Records for this exercise Start Marker

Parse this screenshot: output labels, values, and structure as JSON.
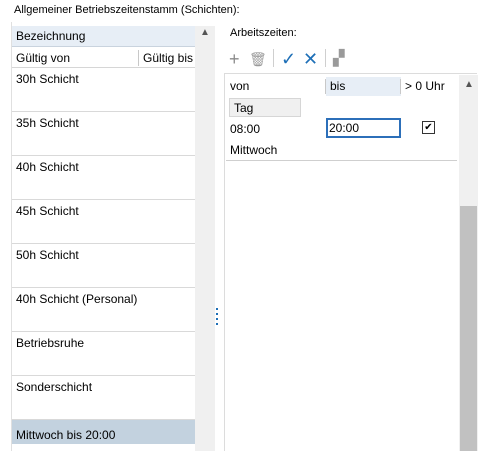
{
  "main_title": "Allgemeiner Betriebszeitenstamm (Schichten):",
  "left": {
    "header_bezeichnung": "Bezeichnung",
    "header_gueltig_von": "Gültig von",
    "header_gueltig_bis": "Gültig bis",
    "scroll_up_glyph": "▲",
    "items": [
      {
        "label": "30h Schicht",
        "selected": false
      },
      {
        "label": "35h Schicht",
        "selected": false
      },
      {
        "label": "40h Schicht",
        "selected": false
      },
      {
        "label": "45h Schicht",
        "selected": false
      },
      {
        "label": "50h Schicht",
        "selected": false
      },
      {
        "label": "40h Schicht (Personal)",
        "selected": false
      },
      {
        "label": "Betriebsruhe",
        "selected": false
      },
      {
        "label": "Sonderschicht",
        "selected": false
      },
      {
        "label": "Mittwoch bis 20:00",
        "selected": true
      }
    ]
  },
  "right": {
    "title": "Arbeitszeiten:",
    "toolbar": {
      "add_glyph": "+",
      "delete_glyph": "🗑",
      "confirm_glyph": "✓",
      "cancel_glyph": "✕",
      "copy_glyph": "▞"
    },
    "columns": {
      "von": "von",
      "bis": "bis",
      "over_midnight": "> 0 Uhr"
    },
    "group_tag": "Tag",
    "entry": {
      "von": "08:00",
      "bis": "20:00",
      "over_midnight_checked": true,
      "checkmark": "✔",
      "day": "Mittwoch"
    },
    "scroll_up_glyph": "▲"
  },
  "colors": {
    "accent": "#2c6fb9",
    "header_bg": "#e7eef6",
    "selected_row": "#c3d2df",
    "toolbar_icon": "#1e6fb7"
  }
}
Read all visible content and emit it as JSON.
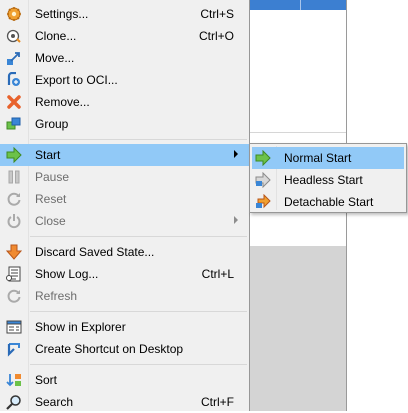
{
  "menu": {
    "items": [
      {
        "label": "Settings...",
        "shortcut": "Ctrl+S",
        "icon": "settings-icon"
      },
      {
        "label": "Clone...",
        "shortcut": "Ctrl+O",
        "icon": "clone-icon"
      },
      {
        "label": "Move...",
        "shortcut": "",
        "icon": "move-icon"
      },
      {
        "label": "Export to OCI...",
        "shortcut": "",
        "icon": "export-oci-icon"
      },
      {
        "label": "Remove...",
        "shortcut": "",
        "icon": "remove-icon"
      },
      {
        "label": "Group",
        "shortcut": "",
        "icon": "group-icon"
      },
      {
        "label": "Start",
        "shortcut": "",
        "icon": "start-arrow-icon"
      },
      {
        "label": "Pause",
        "shortcut": "",
        "icon": "pause-icon"
      },
      {
        "label": "Reset",
        "shortcut": "",
        "icon": "reset-icon"
      },
      {
        "label": "Close",
        "shortcut": "",
        "icon": "power-icon"
      },
      {
        "label": "Discard Saved State...",
        "shortcut": "",
        "icon": "discard-icon"
      },
      {
        "label": "Show Log...",
        "shortcut": "Ctrl+L",
        "icon": "log-icon"
      },
      {
        "label": "Refresh",
        "shortcut": "",
        "icon": "refresh-icon"
      },
      {
        "label": "Show in Explorer",
        "shortcut": "",
        "icon": "explorer-icon"
      },
      {
        "label": "Create Shortcut on Desktop",
        "shortcut": "",
        "icon": "shortcut-icon"
      },
      {
        "label": "Sort",
        "shortcut": "",
        "icon": "sort-icon"
      },
      {
        "label": "Search",
        "shortcut": "Ctrl+F",
        "icon": "search-icon"
      }
    ]
  },
  "submenu": {
    "items": [
      {
        "label": "Normal Start",
        "icon": "normal-start-icon"
      },
      {
        "label": "Headless Start",
        "icon": "headless-start-icon"
      },
      {
        "label": "Detachable Start",
        "icon": "detachable-start-icon"
      }
    ]
  },
  "colors": {
    "highlight": "#91c9f7",
    "menu_bg": "#f0f0f0",
    "disabled_text": "#6d6d6d",
    "start_green": "#6cc24a",
    "remove_orange": "#e8622c",
    "header_blue": "#3c7fd1"
  }
}
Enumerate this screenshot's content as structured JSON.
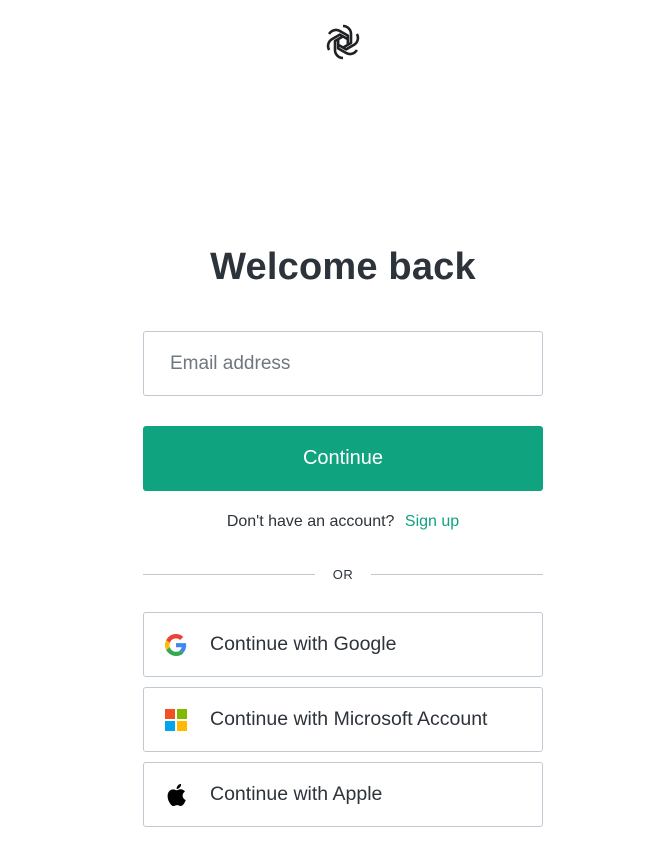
{
  "logo": {
    "icon": "openai-logo-icon"
  },
  "heading": "Welcome back",
  "email_field": {
    "placeholder": "Email address",
    "value": ""
  },
  "continue_button": {
    "label": "Continue",
    "color": "#10a37f"
  },
  "signup": {
    "prompt": "Don't have an account?",
    "link_label": "Sign up"
  },
  "divider": {
    "label": "OR"
  },
  "social_buttons": [
    {
      "label": "Continue with Google",
      "icon": "google-icon"
    },
    {
      "label": "Continue with Microsoft Account",
      "icon": "microsoft-icon"
    },
    {
      "label": "Continue with Apple",
      "icon": "apple-icon"
    }
  ],
  "colors": {
    "text": "#2d333a",
    "border": "#c2c8d0",
    "accent": "#10a37f"
  }
}
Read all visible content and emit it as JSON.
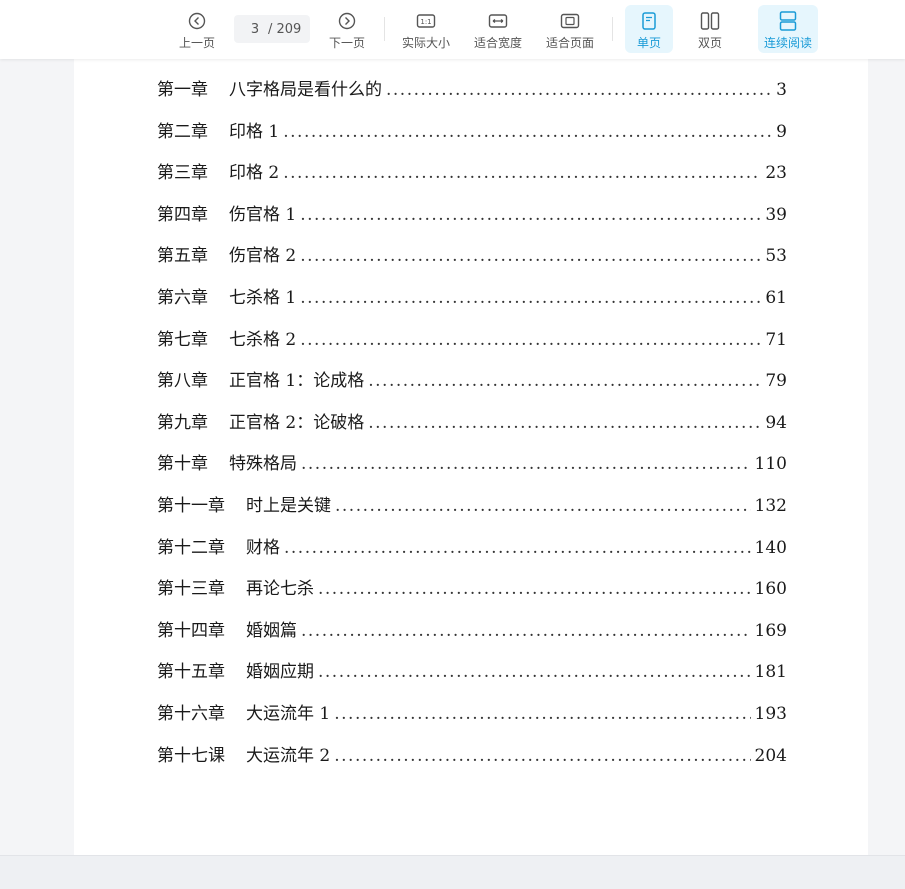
{
  "toolbar": {
    "prev_label": "上一页",
    "next_label": "下一页",
    "current_page": "3",
    "total_pages": "/ 209",
    "actual_size_label": "实际大小",
    "fit_width_label": "适合宽度",
    "fit_page_label": "适合页面",
    "single_page_label": "单页",
    "double_page_label": "双页",
    "continuous_label": "连续阅读",
    "accent_color": "#1a9bd7"
  },
  "document": {
    "toc": [
      {
        "chapter": "第一章",
        "title": "八字格局是看什么的",
        "page": "3"
      },
      {
        "chapter": "第二章",
        "title": "印格 1",
        "page": "9"
      },
      {
        "chapter": "第三章",
        "title": "印格 2",
        "page": "23"
      },
      {
        "chapter": "第四章",
        "title": "伤官格 1",
        "page": "39"
      },
      {
        "chapter": "第五章",
        "title": "伤官格 2",
        "page": "53"
      },
      {
        "chapter": "第六章",
        "title": "七杀格 1",
        "page": "61"
      },
      {
        "chapter": "第七章",
        "title": "七杀格 2",
        "page": "71"
      },
      {
        "chapter": "第八章",
        "title": "正官格 1：论成格",
        "page": "79"
      },
      {
        "chapter": "第九章",
        "title": "正官格 2：论破格",
        "page": "94"
      },
      {
        "chapter": "第十章",
        "title": "特殊格局",
        "page": "110"
      },
      {
        "chapter": "第十一章",
        "title": "时上是关键",
        "page": "132"
      },
      {
        "chapter": "第十二章",
        "title": "财格",
        "page": "140"
      },
      {
        "chapter": "第十三章",
        "title": "再论七杀",
        "page": "160"
      },
      {
        "chapter": "第十四章",
        "title": "婚姻篇",
        "page": "169"
      },
      {
        "chapter": "第十五章",
        "title": "婚姻应期",
        "page": "181"
      },
      {
        "chapter": "第十六章",
        "title": "大运流年 1",
        "page": "193"
      },
      {
        "chapter": "第十七课",
        "title": "大运流年 2",
        "page": "204"
      }
    ]
  }
}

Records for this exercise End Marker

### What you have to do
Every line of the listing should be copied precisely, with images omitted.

### Task output
Parse this screenshot: output labels, values, and structure as JSON.
{
  "main_title": "Allgemeiner Betriebszeitenstamm (Schichten):",
  "left": {
    "header_bezeichnung": "Bezeichnung",
    "header_gueltig_von": "Gültig von",
    "header_gueltig_bis": "Gültig bis",
    "scroll_up_glyph": "▲",
    "items": [
      {
        "label": "30h Schicht",
        "selected": false
      },
      {
        "label": "35h Schicht",
        "selected": false
      },
      {
        "label": "40h Schicht",
        "selected": false
      },
      {
        "label": "45h Schicht",
        "selected": false
      },
      {
        "label": "50h Schicht",
        "selected": false
      },
      {
        "label": "40h Schicht (Personal)",
        "selected": false
      },
      {
        "label": "Betriebsruhe",
        "selected": false
      },
      {
        "label": "Sonderschicht",
        "selected": false
      },
      {
        "label": "Mittwoch bis 20:00",
        "selected": true
      }
    ]
  },
  "right": {
    "title": "Arbeitszeiten:",
    "toolbar": {
      "add_glyph": "+",
      "delete_glyph": "🗑",
      "confirm_glyph": "✓",
      "cancel_glyph": "✕",
      "copy_glyph": "▞"
    },
    "columns": {
      "von": "von",
      "bis": "bis",
      "over_midnight": "> 0 Uhr"
    },
    "group_tag": "Tag",
    "entry": {
      "von": "08:00",
      "bis": "20:00",
      "over_midnight_checked": true,
      "checkmark": "✔",
      "day": "Mittwoch"
    },
    "scroll_up_glyph": "▲"
  },
  "colors": {
    "accent": "#2c6fb9",
    "header_bg": "#e7eef6",
    "selected_row": "#c3d2df",
    "toolbar_icon": "#1e6fb7"
  }
}
Read all visible content and emit it as JSON.
{
  "menu": {
    "items": [
      {
        "label": "Settings...",
        "shortcut": "Ctrl+S",
        "icon": "settings-icon"
      },
      {
        "label": "Clone...",
        "shortcut": "Ctrl+O",
        "icon": "clone-icon"
      },
      {
        "label": "Move...",
        "shortcut": "",
        "icon": "move-icon"
      },
      {
        "label": "Export to OCI...",
        "shortcut": "",
        "icon": "export-oci-icon"
      },
      {
        "label": "Remove...",
        "shortcut": "",
        "icon": "remove-icon"
      },
      {
        "label": "Group",
        "shortcut": "",
        "icon": "group-icon"
      },
      {
        "label": "Start",
        "shortcut": "",
        "icon": "start-arrow-icon"
      },
      {
        "label": "Pause",
        "shortcut": "",
        "icon": "pause-icon"
      },
      {
        "label": "Reset",
        "shortcut": "",
        "icon": "reset-icon"
      },
      {
        "label": "Close",
        "shortcut": "",
        "icon": "power-icon"
      },
      {
        "label": "Discard Saved State...",
        "shortcut": "",
        "icon": "discard-icon"
      },
      {
        "label": "Show Log...",
        "shortcut": "Ctrl+L",
        "icon": "log-icon"
      },
      {
        "label": "Refresh",
        "shortcut": "",
        "icon": "refresh-icon"
      },
      {
        "label": "Show in Explorer",
        "shortcut": "",
        "icon": "explorer-icon"
      },
      {
        "label": "Create Shortcut on Desktop",
        "shortcut": "",
        "icon": "shortcut-icon"
      },
      {
        "label": "Sort",
        "shortcut": "",
        "icon": "sort-icon"
      },
      {
        "label": "Search",
        "shortcut": "Ctrl+F",
        "icon": "search-icon"
      }
    ]
  },
  "submenu": {
    "items": [
      {
        "label": "Normal Start",
        "icon": "normal-start-icon"
      },
      {
        "label": "Headless Start",
        "icon": "headless-start-icon"
      },
      {
        "label": "Detachable Start",
        "icon": "detachable-start-icon"
      }
    ]
  },
  "colors": {
    "highlight": "#91c9f7",
    "menu_bg": "#f0f0f0",
    "disabled_text": "#6d6d6d",
    "start_green": "#6cc24a",
    "remove_orange": "#e8622c",
    "header_blue": "#3c7fd1"
  }
}
Enumerate this screenshot's content as structured JSON.
{
  "logo": {
    "icon": "openai-logo-icon"
  },
  "heading": "Welcome back",
  "email_field": {
    "placeholder": "Email address",
    "value": ""
  },
  "continue_button": {
    "label": "Continue",
    "color": "#10a37f"
  },
  "signup": {
    "prompt": "Don't have an account?",
    "link_label": "Sign up"
  },
  "divider": {
    "label": "OR"
  },
  "social_buttons": [
    {
      "label": "Continue with Google",
      "icon": "google-icon"
    },
    {
      "label": "Continue with Microsoft Account",
      "icon": "microsoft-icon"
    },
    {
      "label": "Continue with Apple",
      "icon": "apple-icon"
    }
  ],
  "colors": {
    "text": "#2d333a",
    "border": "#c2c8d0",
    "accent": "#10a37f"
  }
}
Read all visible content and emit it as JSON.
{
  "toolbar": {
    "prev_label": "上一页",
    "next_label": "下一页",
    "current_page": "3",
    "total_pages": "/ 209",
    "actual_size_label": "实际大小",
    "fit_width_label": "适合宽度",
    "fit_page_label": "适合页面",
    "single_page_label": "单页",
    "double_page_label": "双页",
    "continuous_label": "连续阅读",
    "accent_color": "#1a9bd7"
  },
  "document": {
    "toc": [
      {
        "chapter": "第一章",
        "title": "八字格局是看什么的",
        "page": "3"
      },
      {
        "chapter": "第二章",
        "title": "印格 1",
        "page": "9"
      },
      {
        "chapter": "第三章",
        "title": "印格 2",
        "page": "23"
      },
      {
        "chapter": "第四章",
        "title": "伤官格 1",
        "page": "39"
      },
      {
        "chapter": "第五章",
        "title": "伤官格 2",
        "page": "53"
      },
      {
        "chapter": "第六章",
        "title": "七杀格 1",
        "page": "61"
      },
      {
        "chapter": "第七章",
        "title": "七杀格 2",
        "page": "71"
      },
      {
        "chapter": "第八章",
        "title": "正官格 1：论成格",
        "page": "79"
      },
      {
        "chapter": "第九章",
        "title": "正官格 2：论破格",
        "page": "94"
      },
      {
        "chapter": "第十章",
        "title": "特殊格局",
        "page": "110"
      },
      {
        "chapter": "第十一章",
        "title": "时上是关键",
        "page": "132"
      },
      {
        "chapter": "第十二章",
        "title": "财格",
        "page": "140"
      },
      {
        "chapter": "第十三章",
        "title": "再论七杀",
        "page": "160"
      },
      {
        "chapter": "第十四章",
        "title": "婚姻篇",
        "page": "169"
      },
      {
        "chapter": "第十五章",
        "title": "婚姻应期",
        "page": "181"
      },
      {
        "chapter": "第十六章",
        "title": "大运流年 1",
        "page": "193"
      },
      {
        "chapter": "第十七课",
        "title": "大运流年 2",
        "page": "204"
      }
    ]
  }
}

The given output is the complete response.